Jūratė Kavaliauskaitė
Vilnius University
Jūratė Kavaliauskaitė
Vilnius University
Open Panel

Abstract

Political scientists show a growing interest in new television formats based on humorous communication. The interest conveys a general concern about effects of humor on declining political engagement. However, no unanimous findings about humor exist: skeptics refer either to threat of glum political cynicism or a mass withdrawal to entertainment and leisure culture; optimists stress opportunities to bring politics down to everyday life of a citizen and grab her back into the public life. Why findings are so discrepant, even in similar research contexts? First, the variable of humor still remains a tricky “black box” devoid of an established and agreed definitions (e.g. humor, comedy, show, satire, infotainment, etc.). Second, “political comedy show” is often held a single genre, and few empirical studies discriminate between various new hybrid entertaining, satiric, comic, or burlesque TV formats with potentially discrepant influences on viewers. Third, an exposure to televised humor is a reigning variable to measure impacts. The paper suggests introducing instruments of “reception studies” into “communication effects” research to overcome shortcoming of previous endeavors. It presents results of public survey, conducted in Lithuania in Autumn 2008 (N=1009) and addressing relationship between televised humor (Dviracio Sou) and political engagement. The empirical quantitative study supports the following argument. According Austin (1976), humorous discourse is non-serious in terms of its playfulness or pragmatic ambiguity (e.g. joking or sneering?). Therefore relationship between television humor and political behavior depends upon ways audiences tackle this pragmatic ambiguity and perceive the genre of humorous program.
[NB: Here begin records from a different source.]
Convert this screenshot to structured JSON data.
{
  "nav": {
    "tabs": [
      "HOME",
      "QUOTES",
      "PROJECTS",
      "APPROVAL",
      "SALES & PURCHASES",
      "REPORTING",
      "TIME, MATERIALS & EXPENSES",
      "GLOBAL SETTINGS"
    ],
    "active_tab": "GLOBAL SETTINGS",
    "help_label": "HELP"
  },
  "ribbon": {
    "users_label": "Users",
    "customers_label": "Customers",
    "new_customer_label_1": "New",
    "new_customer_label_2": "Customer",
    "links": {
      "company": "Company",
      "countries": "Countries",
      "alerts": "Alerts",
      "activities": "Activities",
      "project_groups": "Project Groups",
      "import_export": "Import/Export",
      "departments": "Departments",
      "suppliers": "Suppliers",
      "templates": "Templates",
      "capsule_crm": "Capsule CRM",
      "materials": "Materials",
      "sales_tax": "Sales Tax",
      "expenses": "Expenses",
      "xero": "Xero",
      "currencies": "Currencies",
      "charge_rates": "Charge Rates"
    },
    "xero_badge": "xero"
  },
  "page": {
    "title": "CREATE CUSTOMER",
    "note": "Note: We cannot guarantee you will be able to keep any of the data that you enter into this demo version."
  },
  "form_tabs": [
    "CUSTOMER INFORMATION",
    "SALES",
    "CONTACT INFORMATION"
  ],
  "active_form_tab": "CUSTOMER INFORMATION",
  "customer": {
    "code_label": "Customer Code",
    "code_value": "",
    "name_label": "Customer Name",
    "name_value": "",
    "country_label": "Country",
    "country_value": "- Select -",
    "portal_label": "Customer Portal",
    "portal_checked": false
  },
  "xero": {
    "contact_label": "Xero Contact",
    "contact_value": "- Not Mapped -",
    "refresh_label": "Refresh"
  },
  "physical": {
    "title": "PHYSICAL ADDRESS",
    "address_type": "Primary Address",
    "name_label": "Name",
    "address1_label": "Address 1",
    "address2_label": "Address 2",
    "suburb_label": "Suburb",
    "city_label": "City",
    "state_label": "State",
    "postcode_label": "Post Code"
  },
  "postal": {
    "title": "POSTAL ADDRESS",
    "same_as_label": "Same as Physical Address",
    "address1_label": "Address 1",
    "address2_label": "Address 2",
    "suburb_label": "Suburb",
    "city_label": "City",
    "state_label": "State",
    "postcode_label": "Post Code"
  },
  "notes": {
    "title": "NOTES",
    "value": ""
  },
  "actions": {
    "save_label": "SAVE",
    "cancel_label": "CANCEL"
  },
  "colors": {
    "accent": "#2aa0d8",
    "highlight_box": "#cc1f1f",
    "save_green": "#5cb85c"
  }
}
Empirical study confirms the relevance of an introduced variable of generic perception of humorous discourse in the research of political impacts of humorous TV, as well as shows positive relationship between “serious” reading of the televised humor and political participation.